One of the checkpoint volunteers took a picture of me not long after I stopped and sat down and it serves to remind me that I was in a battered way with no real prospect of being able to last much longer. Shortly after I fell asleep on the sand with a blanket to wake up a few hours later with the sweeper camels sat beside me. The medic checked up on me regularly and noted a very swollen, hot stomach.
Eventually we left the checkpoint for the long drive back to civilisation before sundown: our driver was a bit anxious to head off out of the desert because the Land Rover didn’t have any working lights; they magically worked again once they were needed and bumped on a road! I had to demand an instant stop to retch along the way to a random hotel, where I caught a taxi to collect my kit from the race hotel. Here I met tent and hotel room-mate Ryo who had also had to call it a day. I also learnt that our tent’s star performer, a top Japanese ultramarathon competitor who’d finished the previous day in 2nd place and was aiming for an overall top 5 race finish, had also had to quit the race because of being unable to take on water and food . . . just 12 miles from the end of the 54 mile stage. I then moved on to another hotel to meet my wife and parents-in-law, about 8-9 hours after I’d decided to call it a day.
At no point did I have any regrets or tears about stopping, which means I didn’t quit for anything other than the right decision. I weighed myself once back at the hotel: in 5 days I had lost a whopping 15 pounds (1 stone, 1 pound) or 6.8 kilos. I know I hadn’t taken much food in order to keep my overall rucksack weight down but, even so, that’s a lot.
I’m still none the wiser what went on medically but here are possible explanations:
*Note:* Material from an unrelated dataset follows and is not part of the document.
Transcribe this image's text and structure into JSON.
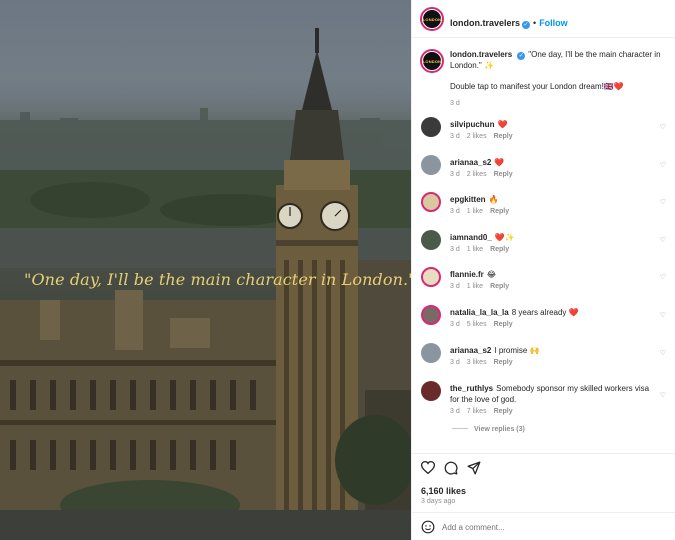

– too much electrolyte in my drinks in the first couple of days which started a circular chain reaction to upset my stomach, oesophagus and throat (this was the medics’ view as it’s apparently a common reaction in endurance events as the body gradually gets sick of electrolyte on restricted food intakes);
– not being able to properly hydrate my freeze-dried meals in the absence of boiling or hot enough water so I was crunching through stuff my stomach was having difficulty in dealing with;
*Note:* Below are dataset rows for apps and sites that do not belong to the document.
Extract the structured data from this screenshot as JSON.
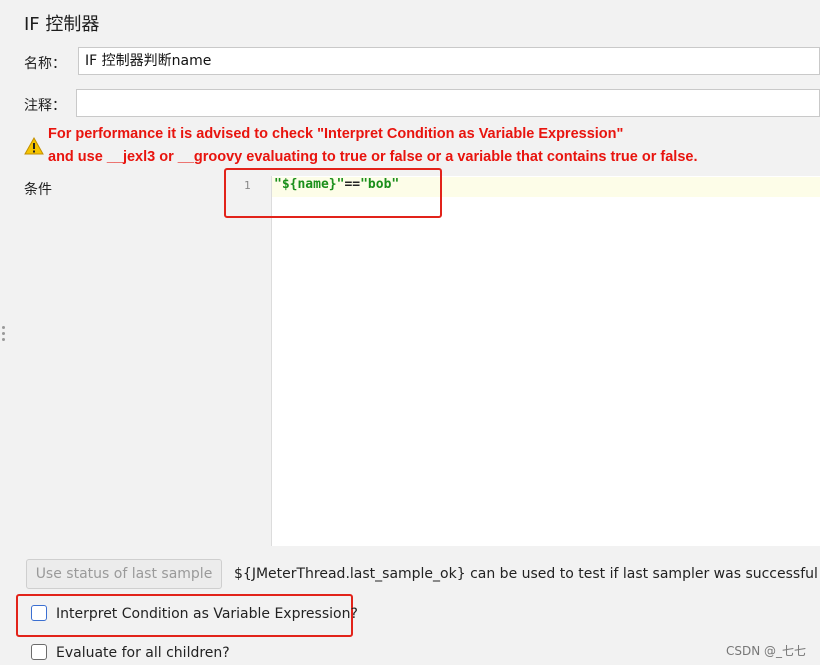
{
  "panel": {
    "title": "IF 控制器"
  },
  "form": {
    "name_label": "名称：",
    "name_value": "IF 控制器判断name",
    "comment_label": "注释：",
    "comment_value": ""
  },
  "warning": {
    "icon": "warning-triangle-icon",
    "line1": "For performance it is advised to check \"Interpret Condition as Variable Expression\"",
    "line2": "and use __jexl3 or __groovy evaluating to true or false or a variable that contains true or false."
  },
  "condition": {
    "label": "条件",
    "line_number": "1",
    "code_left": "\"${name}\"",
    "code_op": "==",
    "code_right": "\"bob\""
  },
  "actions": {
    "use_status_button": "Use status of last sample",
    "hint": "${JMeterThread.last_sample_ok} can be used to test if last sampler was successful"
  },
  "options": {
    "interpret_label": "Interpret Condition as Variable Expression?",
    "interpret_checked": false,
    "evaluate_all_label": "Evaluate for all children?",
    "evaluate_all_checked": false
  },
  "watermark": "CSDN @_七七",
  "colors": {
    "warning_red": "#e8140e",
    "highlight_box": "#e2231a",
    "code_green": "#1a8f1a"
  }
}
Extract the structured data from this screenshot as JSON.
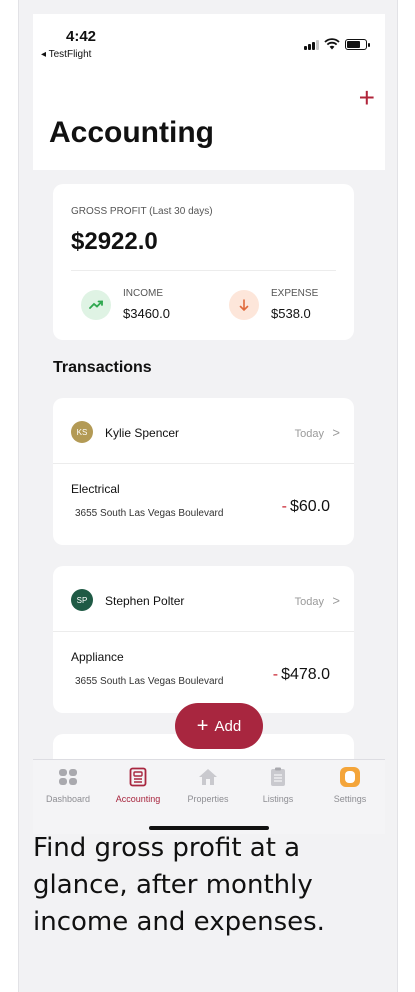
{
  "status_bar": {
    "time": "4:42",
    "back_app": "◂ TestFlight"
  },
  "header": {
    "add_icon": "plus-icon",
    "title": "Accounting"
  },
  "gross_profit": {
    "label": "GROSS PROFIT (Last 30 days)",
    "value": "$2922.0",
    "income": {
      "label": "INCOME",
      "value": "$3460.0",
      "icon": "trend-up-icon",
      "color": "#2fa84f",
      "bg": "#dff3e4"
    },
    "expense": {
      "label": "EXPENSE",
      "value": "$538.0",
      "icon": "arrow-down-icon",
      "color": "#e0693a",
      "bg": "#fde6da"
    }
  },
  "transactions": {
    "title": "Transactions",
    "items": [
      {
        "initials": "KS",
        "name": "Kylie Spencer",
        "date": "Today",
        "category": "Electrical",
        "address": "3655 South Las Vegas Boulevard",
        "amount_sign": "-",
        "amount": "$60.0",
        "avatar_color": "#b39a55"
      },
      {
        "initials": "SP",
        "name": "Stephen Polter",
        "date": "Today",
        "category": "Appliance",
        "address": "3655 South Las Vegas Boulevard",
        "amount_sign": "-",
        "amount": "$478.0",
        "avatar_color": "#1f5a45"
      }
    ]
  },
  "add_button": {
    "label": "Add",
    "icon": "plus-icon"
  },
  "tabs": [
    {
      "label": "Dashboard",
      "icon": "dashboard-icon",
      "active": false
    },
    {
      "label": "Accounting",
      "icon": "accounting-icon",
      "active": true
    },
    {
      "label": "Properties",
      "icon": "home-icon",
      "active": false
    },
    {
      "label": "Listings",
      "icon": "clipboard-icon",
      "active": false
    },
    {
      "label": "Settings",
      "icon": "settings-icon",
      "active": false
    }
  ],
  "colors": {
    "accent": "#a8263f",
    "minus": "#c8232f",
    "settings": "#f4a53a"
  },
  "caption": "Find gross profit at a glance, after monthly income and expenses."
}
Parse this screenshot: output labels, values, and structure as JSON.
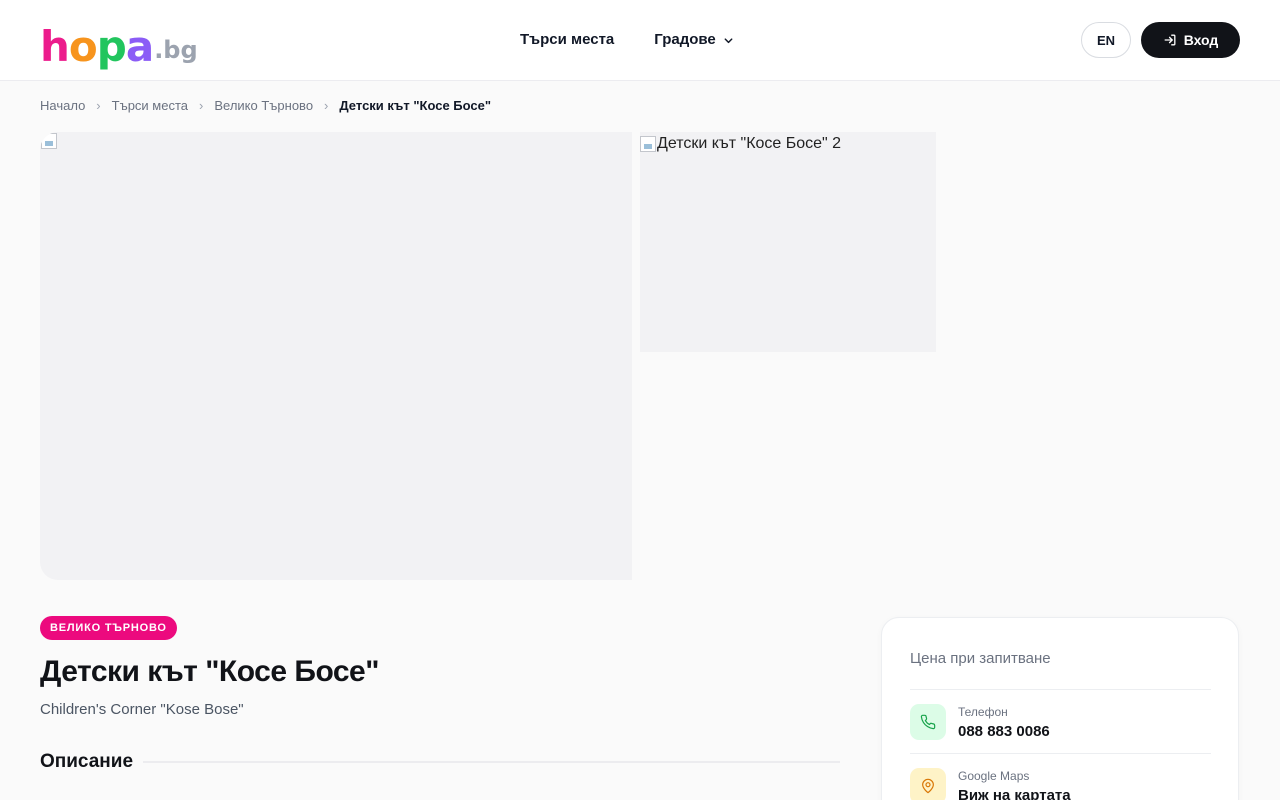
{
  "logo": {
    "letters": [
      "h",
      "o",
      "p",
      "a"
    ],
    "letter_colors": [
      "#ec1c8c",
      "#f7941d",
      "#22c55e",
      "#8b5cf6"
    ],
    "suffix": ".bg"
  },
  "nav": {
    "search_places": "Търси места",
    "cities": "Градове"
  },
  "header": {
    "lang": "EN",
    "login": "Вход"
  },
  "breadcrumb": {
    "home": "Начало",
    "search": "Търси места",
    "city": "Велико Търново",
    "current": "Детски кът \"Косе Босе\""
  },
  "gallery": {
    "image_2_alt": "Детски кът \"Косе Босе\" 2"
  },
  "place": {
    "city_badge": "ВЕЛИКО ТЪРНОВО",
    "title": "Детски кът \"Косе Босе\"",
    "subtitle": "Children's Corner \"Kose Bose\"",
    "description_heading": "Описание"
  },
  "sidebar": {
    "price": "Цена при запитване",
    "phone_label": "Телефон",
    "phone_value": "088 883 0086",
    "maps_label": "Google Maps",
    "maps_value": "Виж на картата"
  },
  "colors": {
    "badge": "#ec0a7e",
    "login_bg": "#111318",
    "phone_icon_bg": "#dcfce7",
    "phone_icon": "#16a34a",
    "maps_icon_bg": "#fef3c7",
    "maps_icon": "#d97706"
  }
}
– did I already have a stomach infection?
Once back in the UK I went straight to my doctor as very quickly after I got to the hotel in Petra I had a stinker of a bad cold which then lasted another couple of weeks: I’d had a wheezy, sore chest on that long incline up the gorge between checkpoint 2 and 3 on Stage 5 . . . (not helped I would have thought by the first two nights getting soaked in the freezing cold wind which was our tent).
He mildly told me off for having too much of a potent cocktail of anti-acid drugs: his mouth dropped to the floor when I told him how many Rennies, Zantac/Ranitidine, Some Other Tablet I’ve No Idea What It Was, And Some Chalky Stuff I’d had in the space of 3 or 4 days (“HOW MANY?!!???!?!”).
He dispensed me with a course of antibiotics after a check-up: he gently explained I’d been running to extremes for a week in a desert with a chest infection that had been settling in quite nicely for about a week and a half (“Didn’t you notice?!?“) so, yes, a stomach infection was also entirely possible . . .
Come to think of it, I was feeling a bit mildly off in the week before I left for Jordan. Must have got lost in all the excitement. 🙂
While it’s disappointing to not have finished the Sahara Race (Jordan) it wasn’t in any way a wasted journey: the scenery was fantastic, seeing the ancient ruins of Petra was something else, there was great conversation and fascinating people and new friends met (and I learnt from my Japanese friends how to squat). I was also able to test my new-found levels of fitness: but for getting ill I’m confident I would have secured my goal of a top third finish in the race.
No tears, no regrets: there are times when stopping the risk to health outweighs the need to finish a race!